This recipe from Yotam Ottolenghi's eponymous cookbook isn't quick to make, and it requires planning ahead by at least half a day, but it's certainly worth the effort.
- 2.25 lb (1kg) ahi tuna loin
- 2 tablespoons olive oil
- coarse sea salt and black pepper
- grated zest of 1-2 lemons
- 150 g (1 1/4 cups) shelled pistachio nuts toasted, if desired*
- 5 tablespoons Dijon mustard
- 1-2 small Persian cucumbers (or half an English cucumber)
- 1 large (1 1/2 lb) ripe papaya (about 1 1/3 cups when diced)
- 1 large ripe mango (about 1 1/3 cups when diced)
- 2 small red chillies
- 10 g (1/2-inch piece) fresh ginger peeled
- 1 small red onion
- grated zest and juice of 2 limes
- 2 tablespoons lemon juice
- 2 tablespoons Thai fish sauce
- 3-4 tablespoons olive oil
- 2 tablespoons sugar superfine if possible
Heat a large grill pan or skillet over medium-high heat.
Cut the tuna loin lengthwise into 2-3 cylindrical pieces, using the natural divisions of the fish as a guide. Brush each piece all over with the olive oil, then season with a couple grinds each of salt and pepper.
Add the tuna pieces to the hot pan/skillet and quickly sear on each side, for no more than 3 or 4 minutes total. The tuna should be slightly raw in the center and just cooked on the edges (with about a 1/2-inch margin). Transfer the tuna pieces to a plate and refrigerate until well chilled (about 30 minutes).
Peel the cucumber, if desired. Slice in half lengthwise, remove any seeds, then dice the cucumber into 1/2-inch pieces. Transfer to a serving bowl or large tupperware container. Repeat the same process for the papaya and mango (definitely peel and deseed them!). Destem, deseed (if desired, and finely chop the red chili peppers. Finely mince the red onion. Grate the ginger into the bowl, then add in the lime zest and juice, lemon juice, fish sauce, olive oil and sugar. Toss everything to combine, season with salt and pepper to taste (about 5-6 grinds each), and toss again. Cover and refrigerate until ready to serve.
Using a food processor, blitz the pistachios into fine crumbs (be careful not to turn them completely into a paste. [If you don't have a food processor, place the pistachios into a sturdy plastic Ziploc, close the bag, and roll over it with a rolling pin to break the nuts into pieces.] Mix the pistachios with the lemon zest and spread out on a large plate or sheet pan.
Spread out 2-3 pieces of plastic wrap on your work surface (one piece for each tuna piece). Put a piece of the chilled, seared tuna in the center of each piece of plastic wrap. Coat the exposed sides of the tuna pieces with olive oil, then brush generously with the mustard. Drop each piece oiled & mustarded side down onto the pistachio-lemon zest coating. Coat the fourth side of the tuna pieces with olive oil, then mustard, and then roll the tuna pieces in the pistachio coating to fully encase it in the nut mixture. Return the coated tuna pieces to their piece of plastic wrap, roll the plastic wrap up tightly around each piece of fish, and refrigerate for several hours or overnight.

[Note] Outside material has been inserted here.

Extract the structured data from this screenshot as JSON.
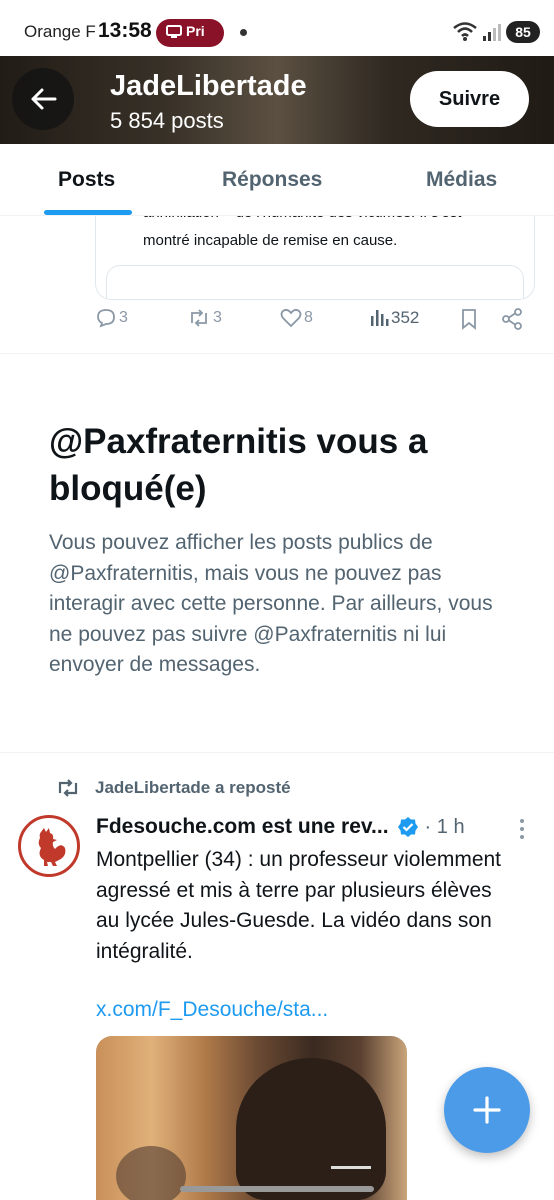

To serve, slice the chilled tuna into 1/2-3/4-inch thick slices. Serve with the papaya salsa on top or on the side.
*Toasting the pistachios will bring out their flavor but you will lose some of their bright green color.
The papaya salsa will keep for about 5 days in the refrigerator.